Congress will get to have its say on whether it thinks President Obama should conduct limited military air strikes against Syria, and that is a good thing. However, the president lost the effectiveness of those strikes when he failed to take action sooner. Members of his national security staff were convinced it was the right thing to do, but he failed to heed their advice.
Indecision is a hallmark failure for leaders at any level, and Obama will be the loser on this issue, regardless of what Congress decides. And it’s extremely fitting that a usually divided and unyielding Congress is now on a hot seat, facing a decision it cannot avoid.
Especially troubling for members of Congress are the polls showing most Americans oppose Syrian air strikes. The opposition in four polls ranges from a high of 59 percent to a low of 41 percent. Those favoring military action range from a high of 42 percent to a low of 25 percent. The undecided numbers range from 5 to 34 percent.
Although the use of chemical weapons in Syria is an extremely serious issue, it is somewhat comical to finally see liberal Democrats and conservative Republicans in the same boat on both sides of the Syrian question. It’s a rare sight in Washington, D.C., these days.
I have especially enjoyed seeing far-left members of Congress like U.S. Rep. Nancy Pelosi of California and columnists like Eugene Robinson abandon their liberal views in order to support questionable military action by their Democratic president. However, there are also some of their liberal colleagues on the other side. A number of conservative Republicans oppose any military action, and some of them have been accused of fighting anything Obama wants to do.
The Associated Press reported Friday that at least six of 37 freshmen Republicans in the House have said they would vote against giving Obama the authority to use military force against Syria, two have announced their support and the rest are undecided. An AP survey found 36 senators in support of air strikes, 29 against and 35 undecided.

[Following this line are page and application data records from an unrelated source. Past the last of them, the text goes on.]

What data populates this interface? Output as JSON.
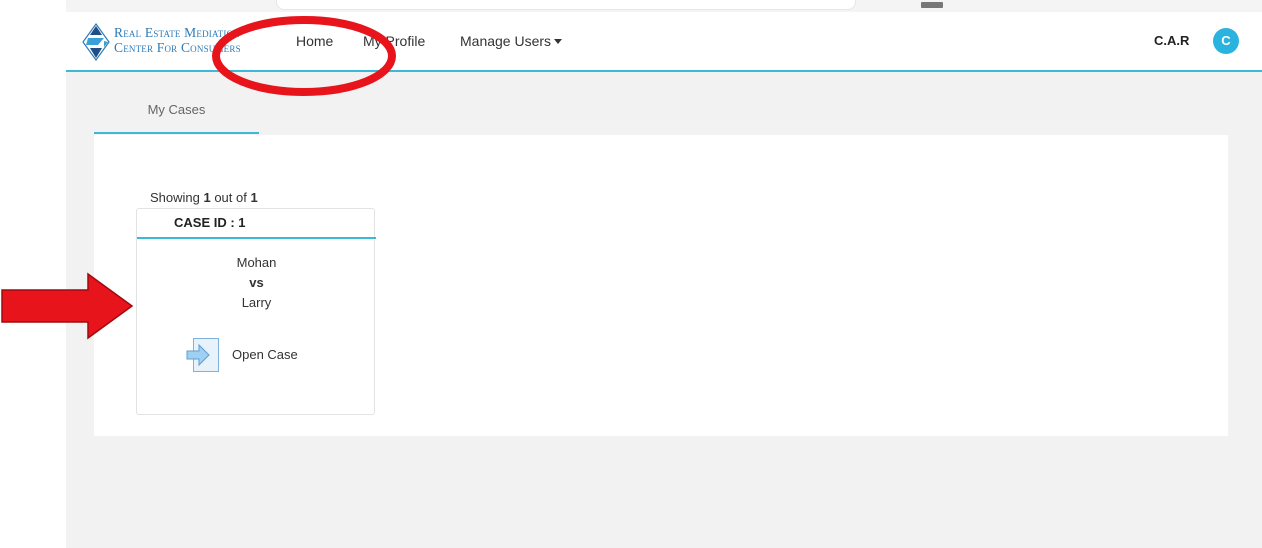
{
  "brand": {
    "line1": "Real Estate Mediation",
    "line2": "Center For Consumers",
    "logo_icon": "diamond-arrows-logo"
  },
  "nav": {
    "home": "Home",
    "profile": "My Profile",
    "manage_users": "Manage Users"
  },
  "user": {
    "name": "C.A.R",
    "avatar_initial": "C"
  },
  "tabs": {
    "my_cases": "My Cases"
  },
  "results": {
    "prefix": "Showing ",
    "current": "1",
    "middle": " out of ",
    "total": "1"
  },
  "case": {
    "id_label": "CASE ID : 1",
    "party_a": "Mohan",
    "vs": "vs",
    "party_b": "Larry",
    "open_label": "Open Case",
    "open_icon": "enter-arrow-icon"
  },
  "colors": {
    "accent": "#3cb9d6",
    "avatar": "#2ab3df",
    "annotation": "#e8141b"
  }
}
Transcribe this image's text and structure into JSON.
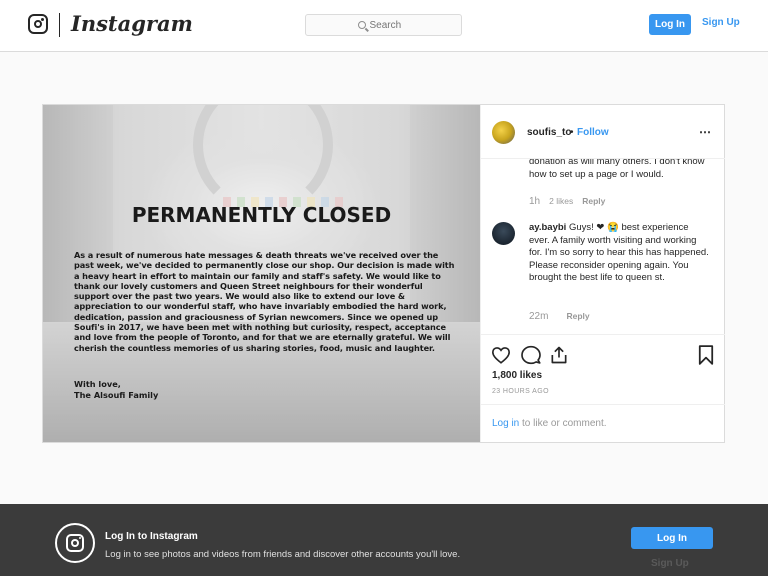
{
  "header": {
    "brand": "Instagram",
    "search_placeholder": "Search",
    "login_label": "Log In",
    "signup_label": "Sign Up"
  },
  "post": {
    "image": {
      "title": "PERMANENTLY CLOSED",
      "body": "As a result of numerous hate messages & death threats we've received over the past week, we've decided to permanently close our shop. Our decision is made with a heavy heart in effort to maintain our family and staff's safety. We would like to thank our lovely customers and Queen Street neighbours for their wonderful support over the past two years. We would also like to extend our love & appreciation to our wonderful staff, who have invariably embodied the hard work, dedication, passion and graciousness of Syrian newcomers. Since we opened up Soufi's in 2017, we have been met with nothing but curiosity, respect, acceptance and love from the people of Toronto, and for that we are eternally grateful. We will cherish the countless memories of us sharing stories, food, music and laughter.",
      "sign_line1": "With love,",
      "sign_line2": "The Alsoufi Family"
    },
    "owner": {
      "username": "soufis_to",
      "separator": "•",
      "follow_label": "Follow",
      "more_icon": "⋯"
    },
    "comments": [
      {
        "text": "donation as will many others. I don't know how to set up a page or I would.",
        "time": "1h",
        "likes": "2 likes",
        "reply": "Reply"
      },
      {
        "username": "ay.baybi",
        "text": "Guys! ❤ 😭 best experience ever. A family worth visiting and working for. I'm so sorry to hear this has happened. Please reconsider opening again. You brought the best life to queen st.",
        "time": "22m",
        "reply": "Reply"
      }
    ],
    "likes_count": "1,800 likes",
    "timestamp": "23 HOURS AGO",
    "add_comment_login": "Log in",
    "add_comment_rest": " to like or comment."
  },
  "banner": {
    "title": "Log In to Instagram",
    "subtitle": "Log in to see photos and videos from friends and discover other accounts you'll love.",
    "login_label": "Log In",
    "signup_label": "Sign Up"
  },
  "colors": {
    "accent": "#3897f0",
    "banner_bg": "#3b3b3b"
  }
}
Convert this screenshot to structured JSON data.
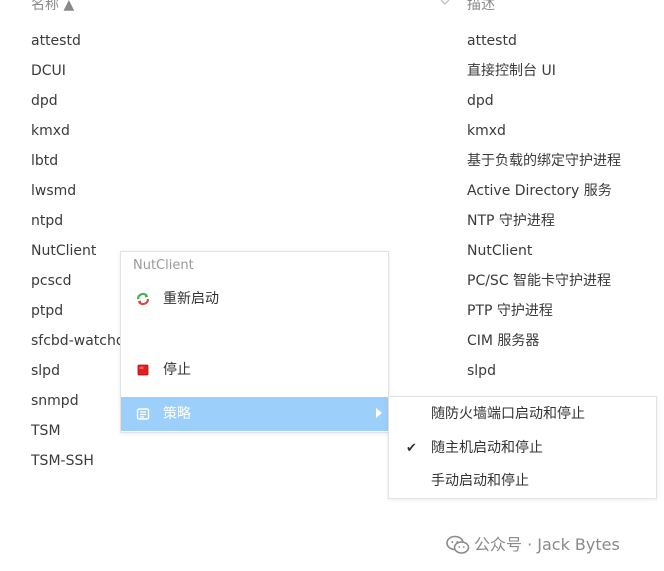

U.S. Sen. David Vitter, R-La., and U.S. Rep. John Fleming, R-Minden, oppose air strikes. Vitter said events in Syria don’t pose a threat to the United States or its allies and U.S. action could spark a broader war. Fleming talked about the uncertainty and volatility of the situation in Syria.
They are the only two of Louisiana’s six Republicans in Congress who have taken a strong stand against military action. Four GOP members said they are still weighing the pros and cons. Reps. Rodney Alexander, R-Quitman, and Charles Boustany, R-Lafayette, told The Advocate they are leaning towards voting against military action. Alexander is leaving Congress to become Louisiana Gov. Bobby Jindal’s veterans affairs secretary. Boustany represents this corner of the state.
Reps. Steve Scalise, R-Metairie, and Bill Cassidy, R-Baton Rouge, think going to Congress is a good idea, but didn’t say how they would vote. Sen Mary Landrieu and Rep. Cedric Richmond, the two Democrats, also think Congress should be involved in the decision, but said they haven’t committed to support Obama’s actions.
It is easy to understand why many members of Congress are undecided. Rep. Jackie Walorski, R-Ind., got to the heart of the issue in an AP report.
“I haven’t heard a word about how the targeted, limited strikes protect America’s national security,” Walorski said. “How does it fit into a long-term plan for the Middle East? What is the endgame? Giving (Syrian President Bashar) Assad two weeks to move all his weaponry around while we sit here and do whatever the president’s doing? I’ve got a lot of questions; my district has got a lot of questions.”
Supporters of military action also make convincing arguments. Two of them are Republican Reps. Luke Messer of Indiana and Tom Cotton of Arkansas, an Iraq and Afghanistan war veteran who is running against Sen. Mark Pryor, D-Ark.
“America doesn’t like to watch bullies stand by and do evil things to their people,” Messer told members of Obama’s national security team. “But the American people inherentlly understand, intuitively understand, that there are high risks to action here too. And if I were to make a suggestion, I think we’ve got a lot of work to do to help the American people understand why the risks of action are less than the risk of inaction.”
Congress can’t avoid getting involved now, but some members are skeptical. National Journal, a Washington, D.C., political news magazine, said they believe Obama asked them for support so they would share the blame if the exercise backfires.
“Perhaps the most unenviable job in the world these days is to be a member of the Congress wrestling with what to do about the crisis in Syria…,” National Journal said.
Maybe so, but isn’t it time they earned their keep? Six recent national polls show the job approval rating of Congress ranges from a low of 11 percent to 21 percent. Its disapproval rating ranges from a high of 83 percent to a low of 69 percent. Doing something — anything — has to improve those numbers.
Unfortunately, Obama’s reckless decision to draw that red line and then his procrastination after it was crossed makes it unlikely that much good would come from a military strike this late in the game.